The scary trip must have done something to her appetite because at the buffet she went through three plates of food including two steaks and two trips to the dessert bar.  The Czarina can eat but her performance at Thunder Valley was amazing.  We got in a good three hours of gambling and called it a night and headed home where we watched the worst movie about running ever made called "Running."

Sunday's highlights included a 14 mile long run around massive Land Park and a trip to the station.  She finally got a chance to see where I worked.  We also toured some of the neighborhoods in East Sacramento, Fair Oaks, and Carmichael.  We even went as far east as the dam at Folsom Lake which was pretty cool to see.

Sadly, our visit ended Monday morning as I had to drive her to the airport and head into work to produce the 5 p.m. news.  The Czarina had a good time and agreed that Sacramento was a pretty cool place. Hopefully this will put some umpf in her job search.  Our next rendezvous is just three weeks away when we hook up in Las Vegas for our marathon adventure in St. George!

Monday, August 30, 2010

Archives

11 months I blogged about my sense of loss of friendship.  I can count on one hand people who were friends that were near and dear to my heart but as time passed those friendships have slipped away.  One of my favorite friends reminded me quite gently in a comment that it's a part of the ebb and flow of what life brings us.

Sunday night I had an opportunity to renew a very old friendship.  One that stretches back to grade school.  I first remember Gary when I was in the second grade but we didn't become best buds for about two more years.  He was a little intimidating at first but then I think we discovered a mutual sense of mischievousness when it came to teachers, girls, and the social strata in general that comes in elementary school.  We spent a lot of time together and got into as much trouble as two kids growing up in a small town could get into without actually breaking the law.

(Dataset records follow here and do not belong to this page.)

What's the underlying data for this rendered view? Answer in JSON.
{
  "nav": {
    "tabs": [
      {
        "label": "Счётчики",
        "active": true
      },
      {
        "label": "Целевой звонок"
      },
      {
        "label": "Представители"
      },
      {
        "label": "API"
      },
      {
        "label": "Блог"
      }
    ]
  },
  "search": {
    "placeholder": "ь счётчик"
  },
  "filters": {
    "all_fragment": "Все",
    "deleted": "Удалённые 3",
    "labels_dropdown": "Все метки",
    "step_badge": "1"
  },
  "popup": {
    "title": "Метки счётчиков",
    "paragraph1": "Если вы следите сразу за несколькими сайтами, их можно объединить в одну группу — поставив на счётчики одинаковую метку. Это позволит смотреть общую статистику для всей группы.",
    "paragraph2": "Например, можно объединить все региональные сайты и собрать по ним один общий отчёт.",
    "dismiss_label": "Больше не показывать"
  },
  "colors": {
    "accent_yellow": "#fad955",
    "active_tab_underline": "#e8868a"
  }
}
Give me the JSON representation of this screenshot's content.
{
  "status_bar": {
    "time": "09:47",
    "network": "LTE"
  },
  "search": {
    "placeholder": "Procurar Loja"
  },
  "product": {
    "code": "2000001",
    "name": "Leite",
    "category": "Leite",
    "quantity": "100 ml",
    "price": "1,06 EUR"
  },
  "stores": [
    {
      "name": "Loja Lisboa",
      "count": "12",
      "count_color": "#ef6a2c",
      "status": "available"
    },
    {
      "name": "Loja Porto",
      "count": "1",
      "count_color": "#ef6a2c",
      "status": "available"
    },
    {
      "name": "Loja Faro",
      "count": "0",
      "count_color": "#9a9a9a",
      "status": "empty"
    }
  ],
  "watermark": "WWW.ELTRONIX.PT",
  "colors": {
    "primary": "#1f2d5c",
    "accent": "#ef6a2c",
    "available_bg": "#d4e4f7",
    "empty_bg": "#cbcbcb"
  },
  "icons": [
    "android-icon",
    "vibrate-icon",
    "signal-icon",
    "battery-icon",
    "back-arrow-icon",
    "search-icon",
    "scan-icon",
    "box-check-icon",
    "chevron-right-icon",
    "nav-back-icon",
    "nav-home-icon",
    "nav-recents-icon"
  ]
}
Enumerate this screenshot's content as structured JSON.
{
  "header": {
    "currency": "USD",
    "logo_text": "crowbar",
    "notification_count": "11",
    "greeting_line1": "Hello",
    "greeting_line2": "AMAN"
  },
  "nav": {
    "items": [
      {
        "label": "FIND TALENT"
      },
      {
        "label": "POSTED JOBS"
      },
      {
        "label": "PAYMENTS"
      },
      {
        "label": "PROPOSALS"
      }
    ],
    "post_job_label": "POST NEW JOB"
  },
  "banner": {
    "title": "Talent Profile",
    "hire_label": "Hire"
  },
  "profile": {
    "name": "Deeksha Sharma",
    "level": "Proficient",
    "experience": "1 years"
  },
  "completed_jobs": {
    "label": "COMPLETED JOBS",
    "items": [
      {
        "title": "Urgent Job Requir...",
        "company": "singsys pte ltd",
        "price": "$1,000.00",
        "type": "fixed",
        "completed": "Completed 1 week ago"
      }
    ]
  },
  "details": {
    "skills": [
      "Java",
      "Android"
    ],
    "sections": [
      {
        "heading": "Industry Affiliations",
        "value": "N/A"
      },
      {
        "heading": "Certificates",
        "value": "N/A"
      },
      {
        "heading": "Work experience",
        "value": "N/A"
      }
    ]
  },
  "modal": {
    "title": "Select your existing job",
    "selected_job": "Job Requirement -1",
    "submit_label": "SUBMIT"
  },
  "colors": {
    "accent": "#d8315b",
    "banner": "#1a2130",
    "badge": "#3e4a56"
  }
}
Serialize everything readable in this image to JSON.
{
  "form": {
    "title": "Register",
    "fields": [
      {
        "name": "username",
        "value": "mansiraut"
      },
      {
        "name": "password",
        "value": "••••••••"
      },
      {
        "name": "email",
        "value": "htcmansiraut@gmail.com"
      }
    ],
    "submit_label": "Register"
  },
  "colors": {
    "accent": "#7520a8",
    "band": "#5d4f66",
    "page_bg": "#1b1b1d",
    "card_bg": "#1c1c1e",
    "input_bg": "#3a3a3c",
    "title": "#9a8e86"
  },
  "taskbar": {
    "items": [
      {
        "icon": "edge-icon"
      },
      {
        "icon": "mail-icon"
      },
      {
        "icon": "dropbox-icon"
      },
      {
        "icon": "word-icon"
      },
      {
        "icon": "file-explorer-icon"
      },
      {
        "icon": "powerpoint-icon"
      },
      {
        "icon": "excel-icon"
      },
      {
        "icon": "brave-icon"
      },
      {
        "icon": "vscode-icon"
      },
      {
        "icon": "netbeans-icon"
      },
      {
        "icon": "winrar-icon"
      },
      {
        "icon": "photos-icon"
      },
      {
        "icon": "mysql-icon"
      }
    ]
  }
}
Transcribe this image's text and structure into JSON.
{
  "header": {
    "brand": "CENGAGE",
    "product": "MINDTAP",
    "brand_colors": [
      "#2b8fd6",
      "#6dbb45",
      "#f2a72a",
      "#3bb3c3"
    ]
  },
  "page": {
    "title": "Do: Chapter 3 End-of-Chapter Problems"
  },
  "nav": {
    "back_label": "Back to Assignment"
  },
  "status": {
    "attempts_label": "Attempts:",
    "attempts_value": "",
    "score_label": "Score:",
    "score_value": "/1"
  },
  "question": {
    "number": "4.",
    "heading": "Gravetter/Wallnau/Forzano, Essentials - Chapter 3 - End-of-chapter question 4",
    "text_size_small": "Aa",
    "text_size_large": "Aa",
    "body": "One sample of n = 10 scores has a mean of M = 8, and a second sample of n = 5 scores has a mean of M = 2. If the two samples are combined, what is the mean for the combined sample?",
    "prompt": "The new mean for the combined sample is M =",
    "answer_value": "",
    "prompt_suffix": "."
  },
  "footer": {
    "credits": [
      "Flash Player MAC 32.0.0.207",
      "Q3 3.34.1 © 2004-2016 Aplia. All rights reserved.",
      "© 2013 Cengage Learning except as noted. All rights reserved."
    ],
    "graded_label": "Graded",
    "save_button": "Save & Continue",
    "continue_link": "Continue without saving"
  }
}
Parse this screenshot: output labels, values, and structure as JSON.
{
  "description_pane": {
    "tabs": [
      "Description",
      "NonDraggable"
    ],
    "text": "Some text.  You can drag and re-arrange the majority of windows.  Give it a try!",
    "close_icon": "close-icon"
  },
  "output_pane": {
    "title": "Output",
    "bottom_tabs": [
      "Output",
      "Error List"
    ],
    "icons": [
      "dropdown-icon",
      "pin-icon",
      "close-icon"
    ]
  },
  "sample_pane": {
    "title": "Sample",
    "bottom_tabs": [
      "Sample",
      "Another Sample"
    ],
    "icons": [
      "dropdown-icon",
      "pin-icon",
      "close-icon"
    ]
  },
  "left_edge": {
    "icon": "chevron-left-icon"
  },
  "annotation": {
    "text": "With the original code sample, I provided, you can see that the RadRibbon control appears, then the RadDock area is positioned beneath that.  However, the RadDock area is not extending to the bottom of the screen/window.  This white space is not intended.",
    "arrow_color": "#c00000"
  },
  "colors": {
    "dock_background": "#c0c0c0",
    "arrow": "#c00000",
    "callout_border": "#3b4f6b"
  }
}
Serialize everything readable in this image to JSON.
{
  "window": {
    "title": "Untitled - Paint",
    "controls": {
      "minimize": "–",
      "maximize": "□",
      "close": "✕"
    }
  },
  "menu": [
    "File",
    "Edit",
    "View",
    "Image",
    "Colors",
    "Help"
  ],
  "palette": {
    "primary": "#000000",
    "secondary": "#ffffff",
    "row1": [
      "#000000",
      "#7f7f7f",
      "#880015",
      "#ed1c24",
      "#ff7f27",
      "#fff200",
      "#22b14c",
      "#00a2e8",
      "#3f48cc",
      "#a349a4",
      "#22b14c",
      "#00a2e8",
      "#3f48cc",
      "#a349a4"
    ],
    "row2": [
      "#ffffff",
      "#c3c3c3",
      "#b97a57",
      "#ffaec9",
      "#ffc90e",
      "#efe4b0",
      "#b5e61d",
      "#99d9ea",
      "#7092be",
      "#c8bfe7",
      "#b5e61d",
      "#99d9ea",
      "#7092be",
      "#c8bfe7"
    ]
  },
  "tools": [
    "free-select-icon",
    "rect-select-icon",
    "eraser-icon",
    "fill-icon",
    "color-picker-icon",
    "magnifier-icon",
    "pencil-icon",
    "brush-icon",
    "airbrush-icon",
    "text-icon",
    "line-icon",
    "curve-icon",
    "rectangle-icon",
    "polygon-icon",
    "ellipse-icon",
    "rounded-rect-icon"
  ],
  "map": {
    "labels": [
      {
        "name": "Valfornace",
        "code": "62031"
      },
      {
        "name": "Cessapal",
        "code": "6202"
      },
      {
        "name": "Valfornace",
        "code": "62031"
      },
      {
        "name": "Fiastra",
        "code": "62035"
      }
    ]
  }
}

The 6th grade was the best.  We had a great teacher Milton Pippenger who later went on to become an outstanding superintendent of schools in Kansas.  Mr. Pippenger fanned the flames of what would become my life's work, journalism.

But Gary moved to Kansas City just before the start of the 7th grade and my life was somewhat adrift.  It took awhile for me to find my compass and it came in the form of another friendship.  But that's for another blog.  Gary and I remained friends but time and distance did its damage.

As fate or irony would have it we both ended up in Lawrence attending the same high school, but we never reformed the bond that we had shared in Abilene.  We had different friends and different interests, but through all the years we always kept track of each other.  The gulf that had grown was finally bridged in 1994 when I went to Boston to run the marathon and Gary offered to let me stay at his house.  My life, at the time, was in a shambles.  I never let on to Gary about my personal undoings but seeing him, reliving our "greatest hits," gave me a sense of renewal and revisiting the past helped me move forward with my life.

The latest twist in our enduring friendship came during my drive from Florida to California.  I don't why Gary decided to call me as I sat in a Amarillo steak house but he did and the glee in his voice was unmistakable when I told him that I was moving to Sacramento.  Gary had failed to mention in the occasional emails that we traded that he was slowly but surely moving to Sausalito while running his business in Boston.

Tonight we met up in a small restaurant in the East Bay to catch up.  Gary remains an anchor and a touchstone for my life.  Every time we get together he reminds me of when I was a snot-nosed gawky kid and gives me a glimpse of how far I've come in my life.  That's a good thing.  We may not terrorize the Bay Area the way we dreamed of terrorizing Abilene but we both still dream and that is a good thing indeed.